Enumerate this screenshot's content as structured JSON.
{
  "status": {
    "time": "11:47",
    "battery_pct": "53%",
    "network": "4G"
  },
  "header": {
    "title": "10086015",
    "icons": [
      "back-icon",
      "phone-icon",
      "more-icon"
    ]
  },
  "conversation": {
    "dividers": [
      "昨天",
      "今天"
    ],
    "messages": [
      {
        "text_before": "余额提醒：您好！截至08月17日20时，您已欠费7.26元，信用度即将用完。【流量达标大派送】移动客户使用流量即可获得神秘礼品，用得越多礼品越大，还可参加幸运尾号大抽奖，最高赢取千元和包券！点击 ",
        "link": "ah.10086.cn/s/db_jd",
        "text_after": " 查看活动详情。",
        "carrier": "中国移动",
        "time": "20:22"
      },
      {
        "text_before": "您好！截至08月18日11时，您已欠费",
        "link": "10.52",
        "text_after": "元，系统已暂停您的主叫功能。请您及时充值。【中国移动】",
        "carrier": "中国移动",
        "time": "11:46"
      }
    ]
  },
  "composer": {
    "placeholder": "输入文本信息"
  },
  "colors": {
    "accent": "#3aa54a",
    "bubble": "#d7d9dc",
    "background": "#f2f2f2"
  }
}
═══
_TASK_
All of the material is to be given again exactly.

_SOLVED PROBLEM_
Enumerate this screenshot's content as structured JSON.
{
  "status": {
    "time": "11:47",
    "battery_pct": "53%",
    "network": "4G"
  },
  "header": {
    "title": "10086015",
    "icons": [
      "back-icon",
      "phone-icon",
      "more-icon"
    ]
  },
  "conversation": {
    "dividers": [
      "昨天",
      "今天"
    ],
    "messages": [
      {
        "text_before": "余额提醒：您好！截至08月17日20时，您已欠费7.26元，信用度即将用完。【流量达标大派送】移动客户使用流量即可获得神秘礼品，用得越多礼品越大，还可参加幸运尾号大抽奖，最高赢取千元和包券！点击 ",
        "link": "ah.10086.cn/s/db_jd",
        "text_after": " 查看活动详情。",
        "carrier": "中国移动",
        "time": "20:22"
      },
      {
        "text_before": "您好！截至08月18日11时，您已欠费",
        "link": "10.52",
        "text_after": "元，系统已暂停您的主叫功能。请您及时充值。【中国移动】",
        "carrier": "中国移动",
        "time": "11:46"
      }
    ]
  },
  "composer": {
    "placeholder": "输入文本信息"
  },
  "colors": {
    "accent": "#3aa54a",
    "bubble": "#d7d9dc",
    "background": "#f2f2f2"
  }
}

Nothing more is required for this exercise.